The ESR parameters are not 100% typical- usually the return pressure is a bit less than 3 atm, and the supply temp is usually 14K. But the ESR instrumentation says what it says. Note that the 15K supply temp on the ESR side will be warmer by the time it gets to us, and the 19K return temp I used is our loop temp, not the 19.5K return temp measured at the ESR. So the actual enthalpy available in Hall A will be a bit less than this.
BUT, what the hell, we only have about 220 W on our heater! Where is the missing 540-220=320 W of heat load? Some comes from the fan, we don't know for sure how much but 50-75 W is typical. Of course there is conductive and radiative heat loss to the outside world, maybe another 50 W. Is it possible we have ~200 W of heat loss in the transfer lines? That would be pretty awful, but not impossible. Unfortunately the coolant temperature information we have in Hall A does not work. You can see those temps in the cryostat secondary GUI- they read nonsensical values. Apparently those diodes are very old and no longer reliable. Too bad, if they worked we'd know for sure if it was the transfer line or not.
One last piece of info- the U-tubes for the target were pumped out before the run by the target group so they should be OK. The rest of the xfer line to the ESR is common with the HRS's so it can't be that bad.
In any case, whatever the reason for the mystery heat load, it means we can't go much past about 40 uA on LH2 with the present coolant mass flow of 20.5 g/s if we still want about 50 W of reserve heater power. We can probably go to 50 uA if we raise the operating temperature of the loop from 19K to 20 K. Then the dH becomes 32 J/g (instead of 26.4 J/g) and at 20.5 g/s of coolant flow that provides another 100 W or so of cooling power (about another 5 uA reach in beam current). They ran briefly at 24 g/s this morning but had to back off for some reason I have forgotten.

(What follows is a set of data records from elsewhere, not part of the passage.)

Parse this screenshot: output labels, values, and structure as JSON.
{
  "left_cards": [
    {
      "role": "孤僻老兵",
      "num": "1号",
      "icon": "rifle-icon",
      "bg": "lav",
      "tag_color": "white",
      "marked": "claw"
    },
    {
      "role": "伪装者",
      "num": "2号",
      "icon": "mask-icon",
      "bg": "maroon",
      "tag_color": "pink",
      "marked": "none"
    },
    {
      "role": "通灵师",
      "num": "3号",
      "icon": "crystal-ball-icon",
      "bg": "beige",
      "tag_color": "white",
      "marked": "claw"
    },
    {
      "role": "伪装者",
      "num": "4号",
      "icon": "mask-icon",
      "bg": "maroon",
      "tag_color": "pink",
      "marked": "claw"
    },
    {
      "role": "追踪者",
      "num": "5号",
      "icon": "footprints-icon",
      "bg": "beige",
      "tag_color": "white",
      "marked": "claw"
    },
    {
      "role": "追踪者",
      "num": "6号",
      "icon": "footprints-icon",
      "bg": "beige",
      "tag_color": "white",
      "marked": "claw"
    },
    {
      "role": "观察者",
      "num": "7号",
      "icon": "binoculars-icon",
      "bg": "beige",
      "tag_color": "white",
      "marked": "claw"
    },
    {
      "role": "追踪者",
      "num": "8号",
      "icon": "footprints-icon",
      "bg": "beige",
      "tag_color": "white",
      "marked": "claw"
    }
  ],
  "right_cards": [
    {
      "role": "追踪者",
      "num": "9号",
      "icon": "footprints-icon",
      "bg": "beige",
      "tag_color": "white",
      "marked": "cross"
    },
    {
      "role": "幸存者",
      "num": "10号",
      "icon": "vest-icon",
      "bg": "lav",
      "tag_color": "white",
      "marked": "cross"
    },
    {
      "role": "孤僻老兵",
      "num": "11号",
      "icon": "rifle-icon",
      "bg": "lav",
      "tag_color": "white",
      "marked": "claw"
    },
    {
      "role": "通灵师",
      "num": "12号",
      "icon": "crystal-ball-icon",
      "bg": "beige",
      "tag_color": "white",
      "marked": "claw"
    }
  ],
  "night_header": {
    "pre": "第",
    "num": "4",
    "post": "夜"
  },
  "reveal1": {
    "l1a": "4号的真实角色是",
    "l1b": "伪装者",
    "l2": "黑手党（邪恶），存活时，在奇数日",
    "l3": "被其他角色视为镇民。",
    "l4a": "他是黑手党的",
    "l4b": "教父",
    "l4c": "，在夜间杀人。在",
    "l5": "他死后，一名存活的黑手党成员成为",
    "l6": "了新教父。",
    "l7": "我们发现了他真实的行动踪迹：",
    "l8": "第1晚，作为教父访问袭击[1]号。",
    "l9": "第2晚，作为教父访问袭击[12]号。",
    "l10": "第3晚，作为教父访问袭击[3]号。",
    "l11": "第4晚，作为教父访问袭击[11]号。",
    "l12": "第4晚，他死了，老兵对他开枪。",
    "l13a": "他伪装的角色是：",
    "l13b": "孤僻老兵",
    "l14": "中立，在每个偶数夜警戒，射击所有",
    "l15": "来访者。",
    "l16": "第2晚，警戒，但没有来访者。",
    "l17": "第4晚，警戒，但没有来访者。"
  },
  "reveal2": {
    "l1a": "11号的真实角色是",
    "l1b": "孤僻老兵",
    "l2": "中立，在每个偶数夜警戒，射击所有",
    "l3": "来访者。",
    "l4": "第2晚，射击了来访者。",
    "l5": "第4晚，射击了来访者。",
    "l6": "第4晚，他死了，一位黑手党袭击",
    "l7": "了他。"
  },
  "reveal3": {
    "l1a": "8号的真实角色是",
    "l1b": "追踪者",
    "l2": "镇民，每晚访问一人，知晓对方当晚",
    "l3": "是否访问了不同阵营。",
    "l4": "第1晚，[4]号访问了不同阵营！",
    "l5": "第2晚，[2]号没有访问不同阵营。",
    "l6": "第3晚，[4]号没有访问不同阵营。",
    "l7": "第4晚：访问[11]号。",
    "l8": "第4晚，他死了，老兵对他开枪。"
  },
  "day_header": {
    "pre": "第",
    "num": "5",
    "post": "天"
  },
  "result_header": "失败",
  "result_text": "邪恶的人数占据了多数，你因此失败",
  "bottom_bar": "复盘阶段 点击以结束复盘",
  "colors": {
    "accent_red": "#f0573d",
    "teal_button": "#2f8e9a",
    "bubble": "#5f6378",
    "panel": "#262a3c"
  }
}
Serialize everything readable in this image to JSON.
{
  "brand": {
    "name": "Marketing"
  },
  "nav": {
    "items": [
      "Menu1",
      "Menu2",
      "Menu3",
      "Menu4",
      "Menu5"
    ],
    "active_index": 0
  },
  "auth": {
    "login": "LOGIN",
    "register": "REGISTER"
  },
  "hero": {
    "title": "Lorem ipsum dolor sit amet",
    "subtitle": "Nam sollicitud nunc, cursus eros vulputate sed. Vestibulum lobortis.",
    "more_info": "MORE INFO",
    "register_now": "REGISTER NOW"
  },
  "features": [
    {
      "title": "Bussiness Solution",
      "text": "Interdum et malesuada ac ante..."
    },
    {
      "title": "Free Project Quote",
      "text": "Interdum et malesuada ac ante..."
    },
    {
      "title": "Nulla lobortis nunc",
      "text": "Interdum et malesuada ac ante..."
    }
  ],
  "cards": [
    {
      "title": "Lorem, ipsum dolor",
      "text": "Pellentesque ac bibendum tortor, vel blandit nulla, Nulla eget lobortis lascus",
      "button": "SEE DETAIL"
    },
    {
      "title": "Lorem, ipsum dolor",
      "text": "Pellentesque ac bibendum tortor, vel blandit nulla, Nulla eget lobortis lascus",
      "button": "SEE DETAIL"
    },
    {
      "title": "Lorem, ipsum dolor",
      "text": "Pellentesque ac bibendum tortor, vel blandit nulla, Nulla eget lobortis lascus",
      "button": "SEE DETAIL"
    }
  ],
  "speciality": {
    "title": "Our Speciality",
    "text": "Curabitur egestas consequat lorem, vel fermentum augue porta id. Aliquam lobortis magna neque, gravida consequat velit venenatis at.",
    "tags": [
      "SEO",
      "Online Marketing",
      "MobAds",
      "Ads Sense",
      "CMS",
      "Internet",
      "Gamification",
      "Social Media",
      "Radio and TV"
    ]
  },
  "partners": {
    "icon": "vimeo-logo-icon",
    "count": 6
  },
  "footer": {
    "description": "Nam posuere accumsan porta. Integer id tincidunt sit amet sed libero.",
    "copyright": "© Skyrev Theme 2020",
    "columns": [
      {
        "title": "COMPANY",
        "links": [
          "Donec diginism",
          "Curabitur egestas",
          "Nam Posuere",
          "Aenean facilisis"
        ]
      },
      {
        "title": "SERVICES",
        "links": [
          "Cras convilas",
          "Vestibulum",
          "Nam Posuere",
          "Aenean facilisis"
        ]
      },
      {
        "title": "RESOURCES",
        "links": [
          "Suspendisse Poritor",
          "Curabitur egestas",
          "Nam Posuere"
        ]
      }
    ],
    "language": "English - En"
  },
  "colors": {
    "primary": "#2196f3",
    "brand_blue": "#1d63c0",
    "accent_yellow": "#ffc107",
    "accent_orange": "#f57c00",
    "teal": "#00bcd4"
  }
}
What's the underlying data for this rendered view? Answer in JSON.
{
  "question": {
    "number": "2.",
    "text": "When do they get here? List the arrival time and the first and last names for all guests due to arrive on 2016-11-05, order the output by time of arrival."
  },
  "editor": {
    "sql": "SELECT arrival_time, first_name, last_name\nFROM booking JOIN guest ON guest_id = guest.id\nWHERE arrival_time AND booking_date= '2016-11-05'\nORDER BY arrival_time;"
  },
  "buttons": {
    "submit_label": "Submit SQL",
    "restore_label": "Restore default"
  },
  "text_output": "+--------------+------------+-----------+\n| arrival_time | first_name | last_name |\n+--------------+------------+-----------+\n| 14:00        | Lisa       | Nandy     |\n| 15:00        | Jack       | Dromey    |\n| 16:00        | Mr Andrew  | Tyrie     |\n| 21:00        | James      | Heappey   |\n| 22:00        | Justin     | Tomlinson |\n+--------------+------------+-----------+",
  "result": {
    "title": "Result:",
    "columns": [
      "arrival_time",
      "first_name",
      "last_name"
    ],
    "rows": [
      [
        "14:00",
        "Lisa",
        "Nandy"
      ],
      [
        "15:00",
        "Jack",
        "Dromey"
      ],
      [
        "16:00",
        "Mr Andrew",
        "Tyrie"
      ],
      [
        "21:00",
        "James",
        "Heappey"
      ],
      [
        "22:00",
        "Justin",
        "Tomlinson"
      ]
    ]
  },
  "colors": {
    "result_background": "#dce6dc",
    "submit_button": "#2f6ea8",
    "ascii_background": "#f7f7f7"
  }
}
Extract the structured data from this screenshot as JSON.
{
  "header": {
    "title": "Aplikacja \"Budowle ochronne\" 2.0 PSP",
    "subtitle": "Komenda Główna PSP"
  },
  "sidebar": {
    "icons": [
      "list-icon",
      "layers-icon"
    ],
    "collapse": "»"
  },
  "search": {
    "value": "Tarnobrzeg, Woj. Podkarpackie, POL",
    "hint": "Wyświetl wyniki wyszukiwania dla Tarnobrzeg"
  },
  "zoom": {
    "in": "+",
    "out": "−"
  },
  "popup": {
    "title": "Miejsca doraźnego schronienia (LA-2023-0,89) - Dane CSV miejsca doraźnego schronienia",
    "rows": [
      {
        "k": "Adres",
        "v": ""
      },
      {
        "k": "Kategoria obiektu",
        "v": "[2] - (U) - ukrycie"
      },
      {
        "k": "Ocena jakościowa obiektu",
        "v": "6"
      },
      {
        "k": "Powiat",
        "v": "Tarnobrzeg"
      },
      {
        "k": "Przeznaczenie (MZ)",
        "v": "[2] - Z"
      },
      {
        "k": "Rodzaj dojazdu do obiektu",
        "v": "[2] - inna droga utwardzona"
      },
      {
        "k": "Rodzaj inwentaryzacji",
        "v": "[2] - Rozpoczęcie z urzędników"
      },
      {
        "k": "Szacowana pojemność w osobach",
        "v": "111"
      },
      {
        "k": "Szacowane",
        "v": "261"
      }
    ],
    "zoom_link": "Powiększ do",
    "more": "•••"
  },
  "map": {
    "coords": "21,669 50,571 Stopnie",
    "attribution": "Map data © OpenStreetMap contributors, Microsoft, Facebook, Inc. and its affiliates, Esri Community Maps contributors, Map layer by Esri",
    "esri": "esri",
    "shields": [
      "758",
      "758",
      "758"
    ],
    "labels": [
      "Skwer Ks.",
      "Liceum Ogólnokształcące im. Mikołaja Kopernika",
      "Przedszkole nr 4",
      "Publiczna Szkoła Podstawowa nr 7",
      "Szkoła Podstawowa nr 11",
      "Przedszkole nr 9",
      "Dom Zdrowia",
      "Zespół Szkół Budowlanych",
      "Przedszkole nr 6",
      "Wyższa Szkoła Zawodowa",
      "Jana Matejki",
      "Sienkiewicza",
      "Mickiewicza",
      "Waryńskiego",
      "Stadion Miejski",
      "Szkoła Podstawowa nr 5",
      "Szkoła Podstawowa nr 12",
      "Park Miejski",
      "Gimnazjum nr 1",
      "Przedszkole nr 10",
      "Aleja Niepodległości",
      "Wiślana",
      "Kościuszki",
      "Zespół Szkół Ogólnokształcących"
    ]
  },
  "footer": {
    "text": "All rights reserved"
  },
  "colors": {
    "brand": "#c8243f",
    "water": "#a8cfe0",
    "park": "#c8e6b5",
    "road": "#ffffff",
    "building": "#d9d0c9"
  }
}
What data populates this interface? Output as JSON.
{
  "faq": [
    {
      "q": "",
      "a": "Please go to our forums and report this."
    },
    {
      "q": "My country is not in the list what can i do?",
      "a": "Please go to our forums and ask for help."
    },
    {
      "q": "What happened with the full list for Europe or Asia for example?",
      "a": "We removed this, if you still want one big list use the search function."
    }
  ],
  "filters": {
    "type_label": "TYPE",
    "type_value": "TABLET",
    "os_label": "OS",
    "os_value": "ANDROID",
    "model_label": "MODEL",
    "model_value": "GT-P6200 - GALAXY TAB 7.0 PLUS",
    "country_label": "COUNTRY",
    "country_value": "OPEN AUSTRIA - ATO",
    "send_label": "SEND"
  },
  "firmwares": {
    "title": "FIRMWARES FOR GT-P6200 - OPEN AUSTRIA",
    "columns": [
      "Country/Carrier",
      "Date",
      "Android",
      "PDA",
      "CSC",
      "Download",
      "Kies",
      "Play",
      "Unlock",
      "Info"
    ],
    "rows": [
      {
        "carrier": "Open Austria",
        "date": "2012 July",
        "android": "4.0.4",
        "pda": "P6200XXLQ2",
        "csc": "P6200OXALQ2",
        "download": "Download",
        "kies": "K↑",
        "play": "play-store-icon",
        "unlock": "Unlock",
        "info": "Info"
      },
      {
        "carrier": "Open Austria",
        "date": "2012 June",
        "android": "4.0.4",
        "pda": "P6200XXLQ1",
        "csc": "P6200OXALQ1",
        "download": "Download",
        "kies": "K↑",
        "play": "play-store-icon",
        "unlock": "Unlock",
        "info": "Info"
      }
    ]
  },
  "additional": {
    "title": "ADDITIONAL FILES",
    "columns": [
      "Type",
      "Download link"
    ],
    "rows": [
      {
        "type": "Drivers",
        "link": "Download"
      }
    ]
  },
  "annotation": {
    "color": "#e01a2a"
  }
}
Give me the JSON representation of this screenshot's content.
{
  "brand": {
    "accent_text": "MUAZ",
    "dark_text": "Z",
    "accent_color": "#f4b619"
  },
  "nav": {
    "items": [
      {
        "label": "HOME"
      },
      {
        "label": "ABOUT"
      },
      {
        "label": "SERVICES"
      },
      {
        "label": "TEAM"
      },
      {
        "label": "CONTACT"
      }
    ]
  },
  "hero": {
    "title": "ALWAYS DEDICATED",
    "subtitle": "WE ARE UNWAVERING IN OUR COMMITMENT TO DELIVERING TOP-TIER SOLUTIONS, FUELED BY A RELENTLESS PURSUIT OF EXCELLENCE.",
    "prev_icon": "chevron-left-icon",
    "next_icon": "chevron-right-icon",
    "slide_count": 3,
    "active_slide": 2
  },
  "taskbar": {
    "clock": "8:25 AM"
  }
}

Dave Meekins talked to cryo and says that our usual coolant mass flow ceiling of 24 or 25 g/s is not the actual ceiling at the moment because the loads in Halls B & C are low, and they are supplying us with 15K coolant rather than the more usual 14K coolant. The Hall C 4K load is not zero, but this seems to mean we can squeeze more than the usual 25 g/s out of the ESR and who knows, maybe we can actually get enough coolant for a full current test. It remains to be seen, and after all, we still don't know how much current can be delivered from the accelerator anyway. With what we have right now, 50 uA seems doable for sure with only modest stretching. More means crashing through our usual coolant flow ceiling, which cryo apparently says should be doable at the moment.